* What you are asked to do: Look through the data below and show every line that includes "zoom".
[Start of Attachment]
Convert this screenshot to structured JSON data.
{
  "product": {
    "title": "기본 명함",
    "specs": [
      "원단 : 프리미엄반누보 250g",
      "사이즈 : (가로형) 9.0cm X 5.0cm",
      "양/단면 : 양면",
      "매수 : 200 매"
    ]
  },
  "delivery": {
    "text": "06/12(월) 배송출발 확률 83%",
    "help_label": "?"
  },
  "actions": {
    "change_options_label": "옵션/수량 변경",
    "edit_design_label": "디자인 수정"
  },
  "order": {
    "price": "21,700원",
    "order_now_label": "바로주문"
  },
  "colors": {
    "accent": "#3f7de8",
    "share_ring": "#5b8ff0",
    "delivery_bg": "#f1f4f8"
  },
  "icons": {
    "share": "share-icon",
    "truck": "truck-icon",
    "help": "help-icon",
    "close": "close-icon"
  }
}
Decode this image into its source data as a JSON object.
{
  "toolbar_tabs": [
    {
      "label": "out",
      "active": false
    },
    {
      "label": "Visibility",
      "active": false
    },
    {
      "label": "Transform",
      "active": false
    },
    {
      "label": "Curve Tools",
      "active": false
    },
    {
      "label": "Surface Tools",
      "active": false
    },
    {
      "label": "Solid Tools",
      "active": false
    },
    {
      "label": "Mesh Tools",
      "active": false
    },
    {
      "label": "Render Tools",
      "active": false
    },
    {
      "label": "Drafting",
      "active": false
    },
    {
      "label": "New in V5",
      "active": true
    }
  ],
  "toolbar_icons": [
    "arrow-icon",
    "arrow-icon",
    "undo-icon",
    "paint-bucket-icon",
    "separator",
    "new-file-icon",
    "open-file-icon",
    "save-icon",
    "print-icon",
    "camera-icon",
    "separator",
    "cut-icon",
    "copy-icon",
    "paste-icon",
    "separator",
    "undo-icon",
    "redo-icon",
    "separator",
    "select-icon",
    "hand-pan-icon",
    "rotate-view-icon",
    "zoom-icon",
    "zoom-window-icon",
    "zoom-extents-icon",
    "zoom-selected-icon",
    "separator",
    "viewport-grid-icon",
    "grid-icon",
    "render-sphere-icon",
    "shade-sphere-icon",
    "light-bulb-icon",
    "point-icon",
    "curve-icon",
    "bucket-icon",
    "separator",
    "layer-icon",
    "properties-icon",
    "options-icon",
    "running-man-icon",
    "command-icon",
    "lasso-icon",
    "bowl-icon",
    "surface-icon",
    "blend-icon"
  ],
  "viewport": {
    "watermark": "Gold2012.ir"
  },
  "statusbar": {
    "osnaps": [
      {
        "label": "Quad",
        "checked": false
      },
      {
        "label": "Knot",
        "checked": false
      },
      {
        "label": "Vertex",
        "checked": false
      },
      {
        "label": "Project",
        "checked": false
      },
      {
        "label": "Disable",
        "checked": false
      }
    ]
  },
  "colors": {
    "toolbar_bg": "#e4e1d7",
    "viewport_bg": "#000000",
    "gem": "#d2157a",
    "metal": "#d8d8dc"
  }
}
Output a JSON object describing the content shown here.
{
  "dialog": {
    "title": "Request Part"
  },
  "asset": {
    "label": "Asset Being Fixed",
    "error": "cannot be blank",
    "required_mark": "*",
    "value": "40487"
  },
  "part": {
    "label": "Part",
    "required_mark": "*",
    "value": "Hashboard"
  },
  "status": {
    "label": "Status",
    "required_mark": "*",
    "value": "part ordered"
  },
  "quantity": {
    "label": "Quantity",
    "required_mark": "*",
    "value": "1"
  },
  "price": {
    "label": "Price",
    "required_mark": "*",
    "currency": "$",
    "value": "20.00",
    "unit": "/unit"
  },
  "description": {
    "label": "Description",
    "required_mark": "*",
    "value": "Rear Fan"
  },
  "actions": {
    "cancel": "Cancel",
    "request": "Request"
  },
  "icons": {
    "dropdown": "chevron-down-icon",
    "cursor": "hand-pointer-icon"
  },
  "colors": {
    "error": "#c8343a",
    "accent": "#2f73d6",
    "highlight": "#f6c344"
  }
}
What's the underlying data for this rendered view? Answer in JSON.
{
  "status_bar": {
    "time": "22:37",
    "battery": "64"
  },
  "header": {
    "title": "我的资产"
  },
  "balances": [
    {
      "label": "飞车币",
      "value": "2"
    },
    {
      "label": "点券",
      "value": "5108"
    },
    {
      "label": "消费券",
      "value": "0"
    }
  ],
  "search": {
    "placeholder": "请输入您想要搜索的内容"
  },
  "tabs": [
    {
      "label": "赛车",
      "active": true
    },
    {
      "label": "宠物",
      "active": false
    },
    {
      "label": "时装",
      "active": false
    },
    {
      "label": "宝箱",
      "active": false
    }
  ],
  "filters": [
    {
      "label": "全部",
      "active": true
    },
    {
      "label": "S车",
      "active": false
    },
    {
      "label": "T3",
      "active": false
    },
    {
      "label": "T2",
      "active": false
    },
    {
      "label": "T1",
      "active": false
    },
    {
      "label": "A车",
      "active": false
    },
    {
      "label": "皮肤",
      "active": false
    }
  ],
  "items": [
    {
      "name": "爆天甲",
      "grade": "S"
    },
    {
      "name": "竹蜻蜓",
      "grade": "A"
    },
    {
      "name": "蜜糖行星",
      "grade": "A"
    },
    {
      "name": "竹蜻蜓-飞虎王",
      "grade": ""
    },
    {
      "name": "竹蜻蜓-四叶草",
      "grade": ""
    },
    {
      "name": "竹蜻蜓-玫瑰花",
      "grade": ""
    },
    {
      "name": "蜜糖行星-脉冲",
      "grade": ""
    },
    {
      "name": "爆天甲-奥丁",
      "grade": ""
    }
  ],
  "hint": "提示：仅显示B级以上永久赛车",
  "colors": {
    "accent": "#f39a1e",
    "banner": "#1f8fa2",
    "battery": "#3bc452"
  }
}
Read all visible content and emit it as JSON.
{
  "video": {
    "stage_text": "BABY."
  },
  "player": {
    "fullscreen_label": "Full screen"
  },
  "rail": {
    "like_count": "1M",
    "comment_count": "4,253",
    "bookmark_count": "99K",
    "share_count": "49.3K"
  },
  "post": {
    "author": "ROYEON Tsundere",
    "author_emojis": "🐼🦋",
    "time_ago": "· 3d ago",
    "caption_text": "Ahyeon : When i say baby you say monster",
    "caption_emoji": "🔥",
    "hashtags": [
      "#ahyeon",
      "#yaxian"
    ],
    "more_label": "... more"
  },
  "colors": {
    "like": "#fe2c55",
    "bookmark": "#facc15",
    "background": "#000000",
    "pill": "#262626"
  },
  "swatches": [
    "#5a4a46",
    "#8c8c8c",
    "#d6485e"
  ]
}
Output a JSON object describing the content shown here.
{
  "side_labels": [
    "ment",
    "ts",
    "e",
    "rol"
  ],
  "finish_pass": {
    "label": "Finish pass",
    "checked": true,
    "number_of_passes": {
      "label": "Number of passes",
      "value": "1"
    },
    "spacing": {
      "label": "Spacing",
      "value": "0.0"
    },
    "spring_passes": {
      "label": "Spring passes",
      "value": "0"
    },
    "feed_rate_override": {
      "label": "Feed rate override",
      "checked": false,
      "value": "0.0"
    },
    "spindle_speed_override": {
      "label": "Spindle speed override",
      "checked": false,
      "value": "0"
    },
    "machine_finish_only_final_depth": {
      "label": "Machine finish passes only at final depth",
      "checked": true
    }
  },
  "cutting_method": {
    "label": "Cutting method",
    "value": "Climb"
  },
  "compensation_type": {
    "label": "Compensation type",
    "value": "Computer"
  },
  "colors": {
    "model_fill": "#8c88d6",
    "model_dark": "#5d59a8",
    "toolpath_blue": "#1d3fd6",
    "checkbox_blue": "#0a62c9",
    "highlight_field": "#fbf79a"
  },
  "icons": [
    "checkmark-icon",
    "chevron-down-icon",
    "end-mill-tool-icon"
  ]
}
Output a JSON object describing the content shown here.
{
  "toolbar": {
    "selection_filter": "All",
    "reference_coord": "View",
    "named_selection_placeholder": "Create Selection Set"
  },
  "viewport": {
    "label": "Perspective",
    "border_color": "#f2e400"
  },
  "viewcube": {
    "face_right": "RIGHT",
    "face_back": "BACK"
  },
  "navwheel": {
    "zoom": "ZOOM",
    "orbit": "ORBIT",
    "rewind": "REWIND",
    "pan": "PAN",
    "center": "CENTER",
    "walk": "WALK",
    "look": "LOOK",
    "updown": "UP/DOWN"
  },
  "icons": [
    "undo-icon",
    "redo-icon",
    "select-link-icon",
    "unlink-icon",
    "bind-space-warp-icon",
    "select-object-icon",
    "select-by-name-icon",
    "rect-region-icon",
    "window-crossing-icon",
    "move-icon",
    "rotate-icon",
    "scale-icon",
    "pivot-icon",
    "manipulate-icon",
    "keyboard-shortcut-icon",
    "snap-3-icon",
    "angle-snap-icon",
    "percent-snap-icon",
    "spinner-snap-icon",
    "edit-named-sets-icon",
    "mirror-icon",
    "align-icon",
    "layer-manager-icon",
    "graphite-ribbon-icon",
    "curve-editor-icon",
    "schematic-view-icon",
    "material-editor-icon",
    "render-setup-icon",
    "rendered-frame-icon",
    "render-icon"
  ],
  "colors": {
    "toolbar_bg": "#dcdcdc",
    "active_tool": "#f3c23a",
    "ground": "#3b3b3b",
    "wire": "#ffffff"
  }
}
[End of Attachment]
* Solution to this problem:
    "zoom-icon",
    "zoom-window-icon",
    "zoom-extents-icon",
    "zoom-selected-icon",
    "zoom": "ZOOM",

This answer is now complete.